  • A medical team failed to act fast enough during the birth of an infant whose heart monitor sounded 32 times in distress over his slowed heart rate, resulting in severe brain damage.
  • A 34-year-old woman about to give birth had her file read too late, and she passed on a group B streptococcus bacteria to her newborn. This led to hearing loss and other complications for her son just four months after his birth.

 Failure to Perform Root-Cause Analysis

In some of these cases there was a failure to report the catastrophic event. Without a root-cause analysis performed, there is no way to determine how the situations could have been avoided and there is no rectifying the negligence of the medical staff. The Pentagon called for a review and implementation of new strategies. Military medical hospitals must report mistakes and investigate and correct them within 45 days of the unexpected catastrophic event.

The regulations state, “Such events are called ‘sentinel’ because they signal the need for immediate investigation and response.” These are also referred to as “never events” because the unexpected death and serious injuries due to medical mistakes, negligence and miscommunication should never happen to a patient, but unfortunately, these events make up the largest group of the root-cause analysis safety report audits that were conducted in 2013.

The military hospitals lag behind the civilian hospitals in certain measurements of performance on maternity patient care and safety. Reports show that in 40 percent of military hospitals, mothers are more likely to hemorrhage after childbirth than at civilian hospitals. In 2012, about 2,500 cases were recorded in military hospitals, which is about 760 more than the civilian benchmark. Military hospitals’ injury rate for using instruments like forceps to assist in delivery is about 15 percent higher than in civilian hospitals nationally. The rate of injury to a baby during delivery in a military hospital is twice the national average. This number is staggering compared to the civilian benchmark and needs to be immediately rectified.

Military mothers should have a choice of where to deliver their baby so that the happiest day of their life can remain that way, untarnished by hazardous medical errors and catastrophic medical mistakes. Matters of insurance coverage and military bureaucracy should not come before a patient’s health, care and safety, but in the case of numerous military medical mistakes that go unreported and unrectified, they do.

For the family of the young boy who is now profoundly deaf due to a misread chart during his birth, their case was only discussed at Reynolds Army Community Hospital three years after they filed a medical malpractice claim. The government settled the claim in 2009 for $300,000.

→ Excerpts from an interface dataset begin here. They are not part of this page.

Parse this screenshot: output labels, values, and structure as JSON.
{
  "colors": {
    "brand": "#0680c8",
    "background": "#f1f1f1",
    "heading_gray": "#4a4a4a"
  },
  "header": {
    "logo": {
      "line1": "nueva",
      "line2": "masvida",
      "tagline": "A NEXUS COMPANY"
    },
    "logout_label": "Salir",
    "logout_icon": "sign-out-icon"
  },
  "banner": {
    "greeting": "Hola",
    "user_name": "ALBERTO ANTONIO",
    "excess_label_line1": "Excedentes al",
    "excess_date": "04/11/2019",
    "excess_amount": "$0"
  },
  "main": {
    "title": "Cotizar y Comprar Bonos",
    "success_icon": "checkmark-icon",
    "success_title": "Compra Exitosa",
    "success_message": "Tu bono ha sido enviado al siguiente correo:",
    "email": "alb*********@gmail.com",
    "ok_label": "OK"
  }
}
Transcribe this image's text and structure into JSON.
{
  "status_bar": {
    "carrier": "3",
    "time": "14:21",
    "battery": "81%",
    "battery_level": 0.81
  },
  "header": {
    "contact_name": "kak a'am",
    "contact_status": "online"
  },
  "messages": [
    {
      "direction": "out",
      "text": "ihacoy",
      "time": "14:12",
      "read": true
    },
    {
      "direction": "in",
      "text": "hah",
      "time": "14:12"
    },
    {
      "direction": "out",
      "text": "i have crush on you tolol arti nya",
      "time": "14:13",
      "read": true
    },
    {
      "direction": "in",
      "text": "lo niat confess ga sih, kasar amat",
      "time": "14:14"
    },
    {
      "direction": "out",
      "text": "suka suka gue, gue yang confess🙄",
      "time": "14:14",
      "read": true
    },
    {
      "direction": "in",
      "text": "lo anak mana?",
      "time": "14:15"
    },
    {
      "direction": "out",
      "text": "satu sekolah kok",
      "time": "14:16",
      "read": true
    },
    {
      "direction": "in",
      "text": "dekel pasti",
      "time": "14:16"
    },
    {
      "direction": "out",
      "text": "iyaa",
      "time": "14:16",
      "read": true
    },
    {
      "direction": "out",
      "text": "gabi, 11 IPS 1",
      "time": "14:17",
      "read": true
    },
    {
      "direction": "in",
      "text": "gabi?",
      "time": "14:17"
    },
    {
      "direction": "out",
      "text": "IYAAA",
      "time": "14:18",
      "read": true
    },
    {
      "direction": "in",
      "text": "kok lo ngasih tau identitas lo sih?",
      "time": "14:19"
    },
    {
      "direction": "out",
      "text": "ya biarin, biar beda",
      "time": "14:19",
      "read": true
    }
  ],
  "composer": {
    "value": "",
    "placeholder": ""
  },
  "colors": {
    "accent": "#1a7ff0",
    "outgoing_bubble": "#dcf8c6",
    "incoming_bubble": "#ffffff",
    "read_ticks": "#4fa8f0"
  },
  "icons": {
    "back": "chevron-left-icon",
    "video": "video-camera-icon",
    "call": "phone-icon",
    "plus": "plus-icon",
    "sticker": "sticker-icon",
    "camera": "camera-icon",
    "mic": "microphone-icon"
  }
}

According to reports from the Pentagon data, medical malpractice settlements ranged from $30,000 to $10 million, but there are no records of root-cause analysis. This is not a risk that any new mother or young family should have to take. Standards and guidelines for military maternity practices will need a major overhaul in order to ensure the same quality of health, care and safety that civilian hospitals offer.

For more information about how we can help you determine if you or a loved one has suffered a severe injury or even wrongful death in the maternity award due to military medical malpractice, contact Slack & Davis today at 800.455.8686 or http://www.slackdavis.com.